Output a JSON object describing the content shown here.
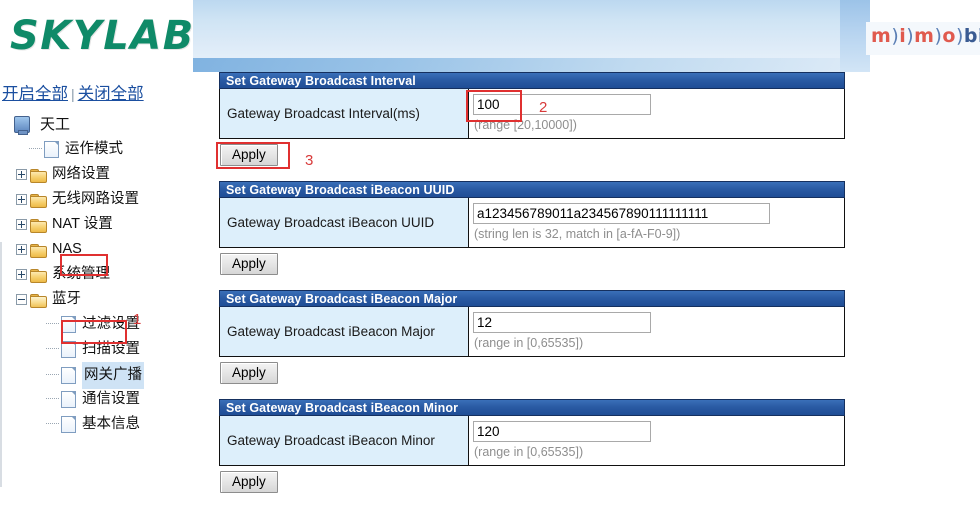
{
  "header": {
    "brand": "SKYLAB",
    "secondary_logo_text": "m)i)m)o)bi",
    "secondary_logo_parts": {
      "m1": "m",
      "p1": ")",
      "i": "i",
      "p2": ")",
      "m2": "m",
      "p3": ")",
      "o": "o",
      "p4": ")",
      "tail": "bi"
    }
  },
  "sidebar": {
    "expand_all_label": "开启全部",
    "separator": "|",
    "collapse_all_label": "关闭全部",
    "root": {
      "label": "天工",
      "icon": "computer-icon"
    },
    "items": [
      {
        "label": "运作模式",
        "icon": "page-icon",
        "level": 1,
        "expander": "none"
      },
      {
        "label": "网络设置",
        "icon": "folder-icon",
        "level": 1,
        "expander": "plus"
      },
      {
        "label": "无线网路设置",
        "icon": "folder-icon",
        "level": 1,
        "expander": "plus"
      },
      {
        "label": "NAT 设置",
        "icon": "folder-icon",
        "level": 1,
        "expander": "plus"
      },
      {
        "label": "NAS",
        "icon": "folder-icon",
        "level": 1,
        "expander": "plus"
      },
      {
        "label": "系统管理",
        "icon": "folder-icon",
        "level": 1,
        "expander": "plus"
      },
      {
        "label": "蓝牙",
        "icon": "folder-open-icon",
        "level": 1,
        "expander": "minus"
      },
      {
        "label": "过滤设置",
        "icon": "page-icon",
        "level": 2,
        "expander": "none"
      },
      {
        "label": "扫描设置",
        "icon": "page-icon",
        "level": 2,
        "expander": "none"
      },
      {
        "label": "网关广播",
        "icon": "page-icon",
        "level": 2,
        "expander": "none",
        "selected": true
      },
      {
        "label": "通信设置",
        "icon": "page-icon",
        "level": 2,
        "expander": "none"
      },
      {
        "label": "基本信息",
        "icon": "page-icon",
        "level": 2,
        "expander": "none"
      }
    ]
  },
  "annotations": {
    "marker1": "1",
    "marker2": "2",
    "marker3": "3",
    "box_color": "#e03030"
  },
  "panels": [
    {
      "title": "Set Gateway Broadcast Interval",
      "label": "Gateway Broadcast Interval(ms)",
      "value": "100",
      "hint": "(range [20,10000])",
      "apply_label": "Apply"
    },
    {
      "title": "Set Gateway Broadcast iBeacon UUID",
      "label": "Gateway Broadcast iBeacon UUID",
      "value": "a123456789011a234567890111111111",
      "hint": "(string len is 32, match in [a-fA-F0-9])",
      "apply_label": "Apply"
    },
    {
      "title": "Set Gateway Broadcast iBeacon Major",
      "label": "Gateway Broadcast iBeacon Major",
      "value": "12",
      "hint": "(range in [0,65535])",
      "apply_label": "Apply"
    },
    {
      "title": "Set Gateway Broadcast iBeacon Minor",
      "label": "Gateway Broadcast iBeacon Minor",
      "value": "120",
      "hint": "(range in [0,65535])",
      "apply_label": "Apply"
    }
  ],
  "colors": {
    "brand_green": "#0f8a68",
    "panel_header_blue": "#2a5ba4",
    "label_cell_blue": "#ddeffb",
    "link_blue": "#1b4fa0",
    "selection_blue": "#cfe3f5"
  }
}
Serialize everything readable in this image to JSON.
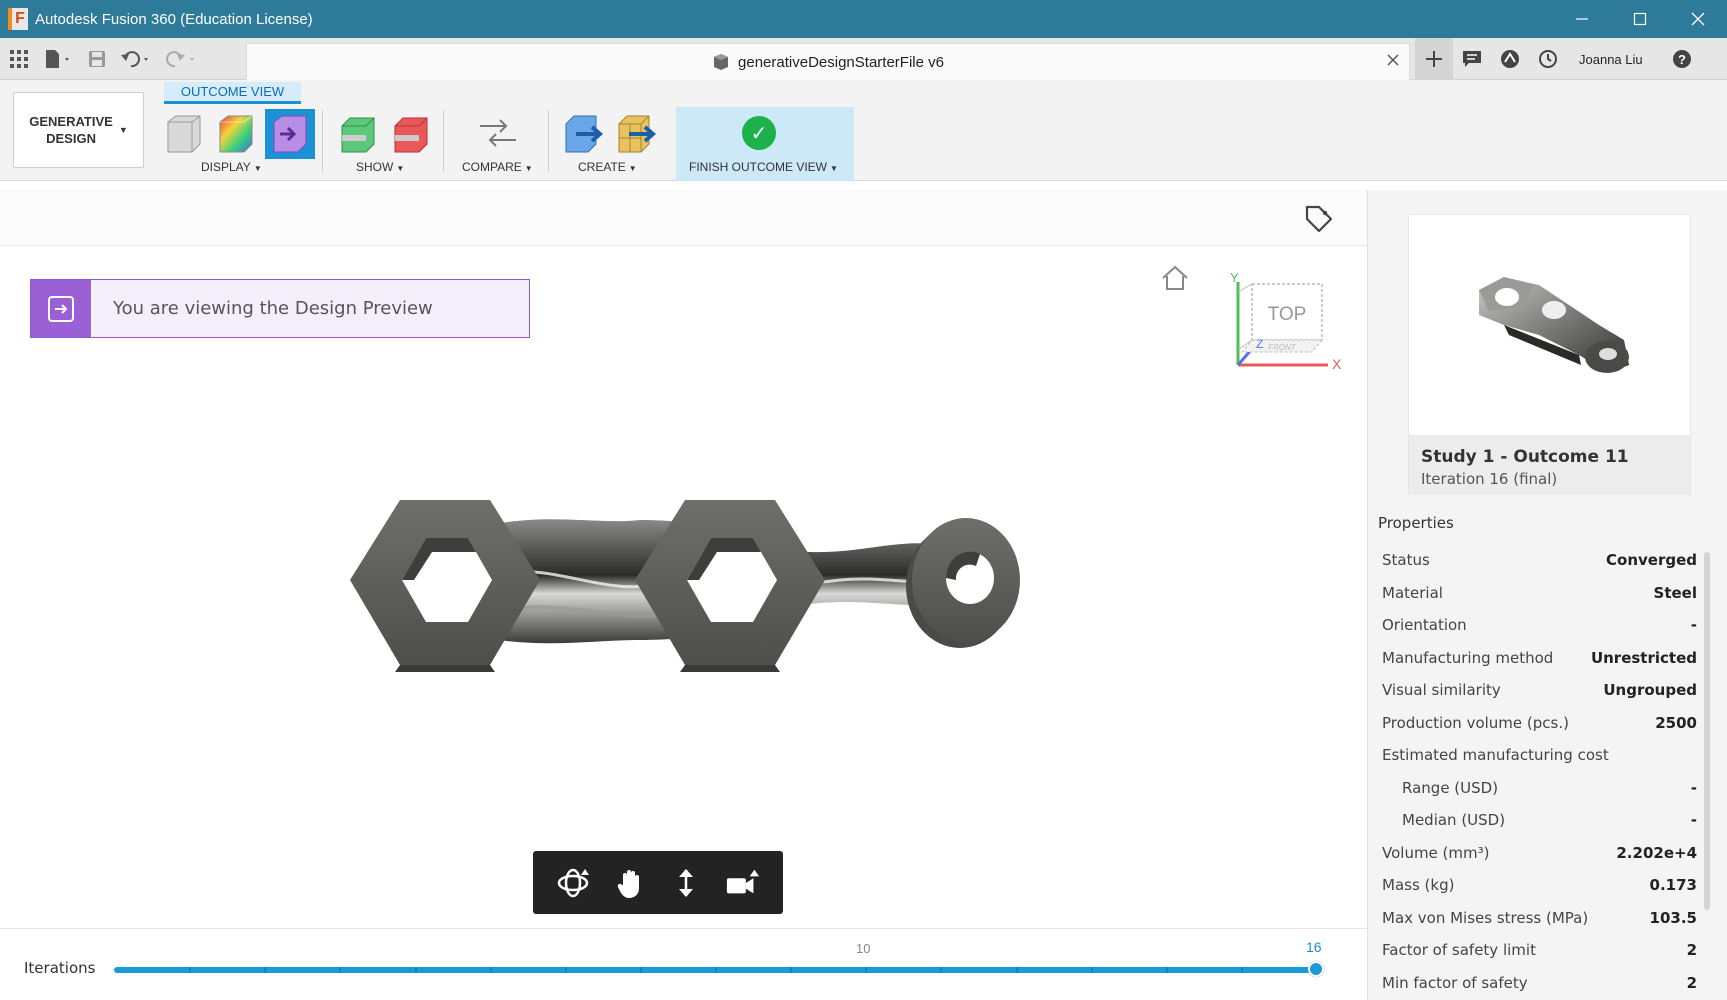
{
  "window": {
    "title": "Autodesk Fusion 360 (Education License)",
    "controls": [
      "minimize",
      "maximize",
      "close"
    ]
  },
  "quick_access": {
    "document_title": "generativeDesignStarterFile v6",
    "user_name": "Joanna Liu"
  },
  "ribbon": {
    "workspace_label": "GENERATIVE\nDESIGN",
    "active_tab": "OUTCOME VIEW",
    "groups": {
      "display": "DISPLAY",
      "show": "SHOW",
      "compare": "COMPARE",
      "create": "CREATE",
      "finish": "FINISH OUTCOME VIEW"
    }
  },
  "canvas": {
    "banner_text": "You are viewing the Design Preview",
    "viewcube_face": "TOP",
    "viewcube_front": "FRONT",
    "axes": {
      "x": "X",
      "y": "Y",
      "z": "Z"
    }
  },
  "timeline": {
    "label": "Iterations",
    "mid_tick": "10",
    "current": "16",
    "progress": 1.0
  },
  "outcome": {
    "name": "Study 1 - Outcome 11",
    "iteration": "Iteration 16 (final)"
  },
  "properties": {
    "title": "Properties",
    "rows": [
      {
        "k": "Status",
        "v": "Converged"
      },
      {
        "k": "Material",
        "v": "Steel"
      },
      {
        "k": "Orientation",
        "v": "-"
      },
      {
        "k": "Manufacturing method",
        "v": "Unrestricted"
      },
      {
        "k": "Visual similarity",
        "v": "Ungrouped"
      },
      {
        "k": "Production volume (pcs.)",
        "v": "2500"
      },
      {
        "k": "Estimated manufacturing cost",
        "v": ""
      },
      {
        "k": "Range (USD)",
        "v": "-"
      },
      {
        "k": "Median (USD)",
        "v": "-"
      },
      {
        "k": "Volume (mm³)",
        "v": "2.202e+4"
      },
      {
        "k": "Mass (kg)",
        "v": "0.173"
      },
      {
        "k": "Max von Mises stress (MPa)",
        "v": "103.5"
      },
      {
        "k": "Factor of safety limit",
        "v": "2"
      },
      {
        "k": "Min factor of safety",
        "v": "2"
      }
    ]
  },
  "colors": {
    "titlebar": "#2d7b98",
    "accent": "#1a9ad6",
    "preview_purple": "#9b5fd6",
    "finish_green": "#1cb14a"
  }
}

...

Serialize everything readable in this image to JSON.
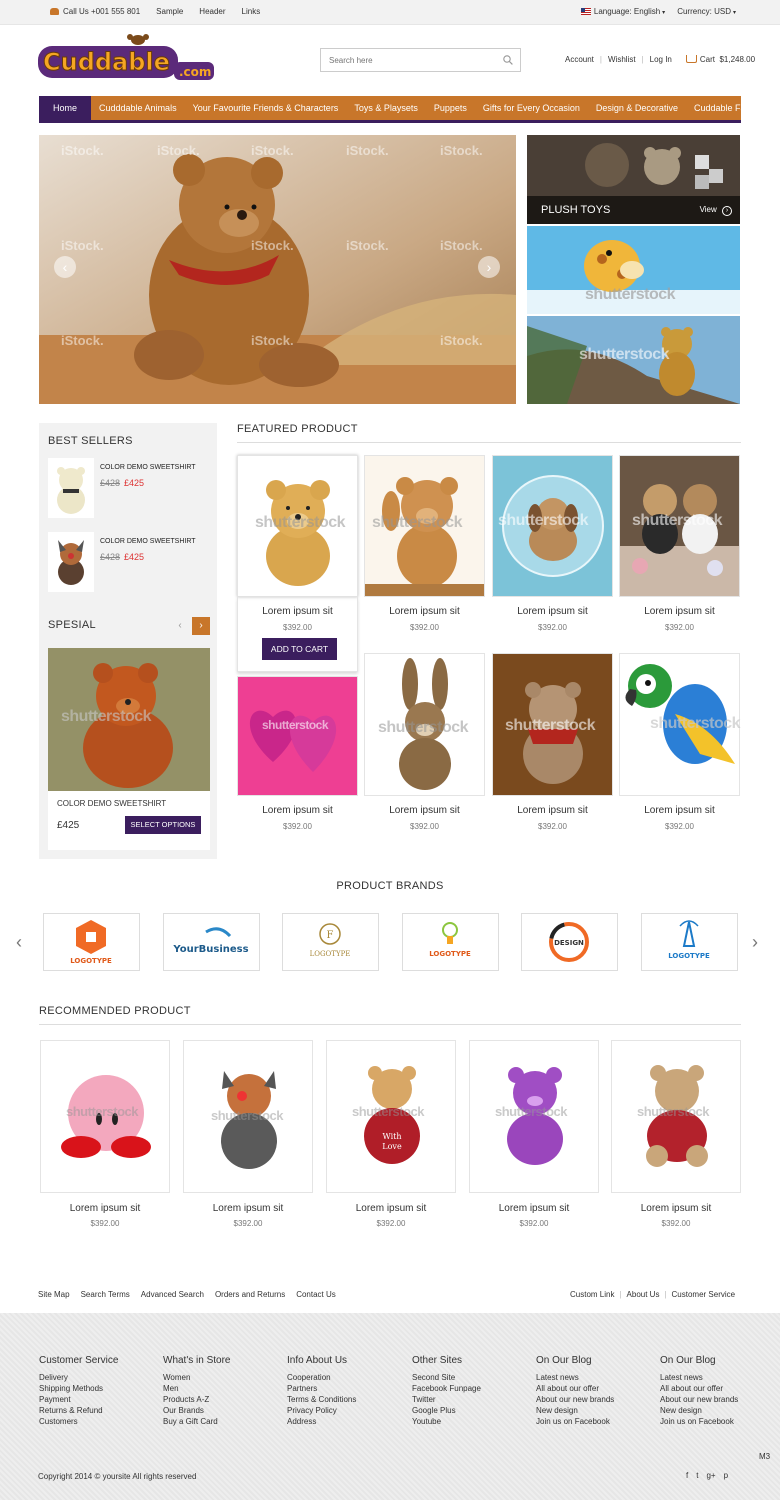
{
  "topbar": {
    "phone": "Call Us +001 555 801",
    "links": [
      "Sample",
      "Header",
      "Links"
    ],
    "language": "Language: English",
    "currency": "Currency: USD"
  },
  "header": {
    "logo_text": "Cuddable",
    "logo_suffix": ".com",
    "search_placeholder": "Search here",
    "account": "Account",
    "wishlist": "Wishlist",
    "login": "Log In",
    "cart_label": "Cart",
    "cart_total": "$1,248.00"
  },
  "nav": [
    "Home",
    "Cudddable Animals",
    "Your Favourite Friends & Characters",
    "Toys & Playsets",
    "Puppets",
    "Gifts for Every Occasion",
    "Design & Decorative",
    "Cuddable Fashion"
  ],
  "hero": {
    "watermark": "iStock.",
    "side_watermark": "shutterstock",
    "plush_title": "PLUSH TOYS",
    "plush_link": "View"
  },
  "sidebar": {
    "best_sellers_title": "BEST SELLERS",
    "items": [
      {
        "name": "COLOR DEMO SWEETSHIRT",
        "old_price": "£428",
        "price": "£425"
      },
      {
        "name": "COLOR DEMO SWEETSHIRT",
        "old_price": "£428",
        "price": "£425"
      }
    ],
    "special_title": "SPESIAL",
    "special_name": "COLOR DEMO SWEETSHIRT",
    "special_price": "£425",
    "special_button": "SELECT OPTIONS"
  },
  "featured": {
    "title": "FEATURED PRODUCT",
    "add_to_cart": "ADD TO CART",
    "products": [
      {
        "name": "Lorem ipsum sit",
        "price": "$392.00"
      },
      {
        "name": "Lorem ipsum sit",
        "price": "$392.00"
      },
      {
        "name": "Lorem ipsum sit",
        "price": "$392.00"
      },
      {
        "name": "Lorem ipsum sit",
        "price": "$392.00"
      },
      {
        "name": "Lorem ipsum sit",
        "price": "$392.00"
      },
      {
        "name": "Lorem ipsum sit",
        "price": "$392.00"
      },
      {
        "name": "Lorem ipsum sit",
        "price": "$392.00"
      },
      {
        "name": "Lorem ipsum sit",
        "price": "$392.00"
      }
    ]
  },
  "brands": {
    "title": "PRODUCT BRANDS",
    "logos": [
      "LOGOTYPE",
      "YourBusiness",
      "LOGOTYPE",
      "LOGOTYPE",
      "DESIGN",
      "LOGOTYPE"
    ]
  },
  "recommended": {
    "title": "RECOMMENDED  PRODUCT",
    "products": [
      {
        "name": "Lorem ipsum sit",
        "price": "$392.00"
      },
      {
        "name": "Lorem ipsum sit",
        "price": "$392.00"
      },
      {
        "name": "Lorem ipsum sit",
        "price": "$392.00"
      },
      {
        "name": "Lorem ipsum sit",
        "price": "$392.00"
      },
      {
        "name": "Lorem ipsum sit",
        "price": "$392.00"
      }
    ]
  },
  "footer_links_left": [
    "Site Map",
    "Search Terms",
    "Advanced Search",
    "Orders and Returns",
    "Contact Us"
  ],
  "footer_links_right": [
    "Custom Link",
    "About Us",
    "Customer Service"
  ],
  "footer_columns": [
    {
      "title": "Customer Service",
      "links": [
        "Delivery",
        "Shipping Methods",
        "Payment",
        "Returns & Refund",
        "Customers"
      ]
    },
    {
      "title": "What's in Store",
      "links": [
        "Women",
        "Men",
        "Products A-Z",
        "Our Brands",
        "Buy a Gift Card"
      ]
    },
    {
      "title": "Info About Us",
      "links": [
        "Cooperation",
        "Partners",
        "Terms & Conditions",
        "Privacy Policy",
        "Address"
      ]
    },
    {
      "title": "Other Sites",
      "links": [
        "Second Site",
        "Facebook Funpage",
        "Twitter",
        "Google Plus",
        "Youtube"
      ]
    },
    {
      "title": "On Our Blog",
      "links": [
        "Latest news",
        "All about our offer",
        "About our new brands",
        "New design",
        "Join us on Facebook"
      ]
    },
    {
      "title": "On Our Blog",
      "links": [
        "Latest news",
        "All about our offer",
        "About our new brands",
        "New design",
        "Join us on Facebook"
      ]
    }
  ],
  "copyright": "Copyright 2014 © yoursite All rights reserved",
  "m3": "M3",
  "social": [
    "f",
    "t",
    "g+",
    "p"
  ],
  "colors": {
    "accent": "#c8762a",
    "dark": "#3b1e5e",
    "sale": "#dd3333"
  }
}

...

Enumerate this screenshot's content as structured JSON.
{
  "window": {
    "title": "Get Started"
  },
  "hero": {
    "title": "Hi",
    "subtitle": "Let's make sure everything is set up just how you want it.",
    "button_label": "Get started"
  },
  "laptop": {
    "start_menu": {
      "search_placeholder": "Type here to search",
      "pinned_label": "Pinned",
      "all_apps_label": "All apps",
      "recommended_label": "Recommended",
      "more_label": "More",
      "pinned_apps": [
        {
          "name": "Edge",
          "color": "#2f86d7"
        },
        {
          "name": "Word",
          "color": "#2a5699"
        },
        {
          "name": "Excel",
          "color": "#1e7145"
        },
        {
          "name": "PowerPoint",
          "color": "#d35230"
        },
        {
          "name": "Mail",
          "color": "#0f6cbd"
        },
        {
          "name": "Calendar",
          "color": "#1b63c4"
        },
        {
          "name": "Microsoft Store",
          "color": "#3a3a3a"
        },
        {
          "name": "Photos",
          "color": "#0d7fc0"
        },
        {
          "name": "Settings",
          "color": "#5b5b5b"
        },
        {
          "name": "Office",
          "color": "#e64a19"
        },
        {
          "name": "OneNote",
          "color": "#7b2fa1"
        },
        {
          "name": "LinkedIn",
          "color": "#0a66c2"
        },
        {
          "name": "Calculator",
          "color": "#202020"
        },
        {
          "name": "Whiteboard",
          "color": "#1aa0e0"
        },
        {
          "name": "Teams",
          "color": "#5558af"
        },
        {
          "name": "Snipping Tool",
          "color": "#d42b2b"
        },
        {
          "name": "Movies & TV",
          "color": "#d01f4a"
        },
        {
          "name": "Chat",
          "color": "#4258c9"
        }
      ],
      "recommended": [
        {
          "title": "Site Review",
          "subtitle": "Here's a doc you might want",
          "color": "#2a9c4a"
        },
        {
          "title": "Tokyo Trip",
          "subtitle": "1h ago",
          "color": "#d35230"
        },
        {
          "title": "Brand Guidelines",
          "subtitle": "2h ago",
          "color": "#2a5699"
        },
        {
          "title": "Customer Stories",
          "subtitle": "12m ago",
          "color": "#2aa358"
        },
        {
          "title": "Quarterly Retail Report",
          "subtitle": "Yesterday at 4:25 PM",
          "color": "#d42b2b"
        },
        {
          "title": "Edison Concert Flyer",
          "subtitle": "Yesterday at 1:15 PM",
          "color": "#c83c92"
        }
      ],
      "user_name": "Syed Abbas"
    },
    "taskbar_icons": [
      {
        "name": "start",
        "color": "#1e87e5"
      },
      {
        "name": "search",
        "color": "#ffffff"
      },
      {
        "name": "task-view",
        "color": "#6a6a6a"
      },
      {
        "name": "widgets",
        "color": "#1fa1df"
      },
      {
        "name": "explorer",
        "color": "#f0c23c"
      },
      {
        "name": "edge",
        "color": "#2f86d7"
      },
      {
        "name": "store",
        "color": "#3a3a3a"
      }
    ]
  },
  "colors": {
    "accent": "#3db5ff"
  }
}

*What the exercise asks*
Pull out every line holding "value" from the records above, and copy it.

*Answer space*
      "value": "100",
      "value": "a123456789011a234567890111111111",
      "value": "12",
      "value": "120",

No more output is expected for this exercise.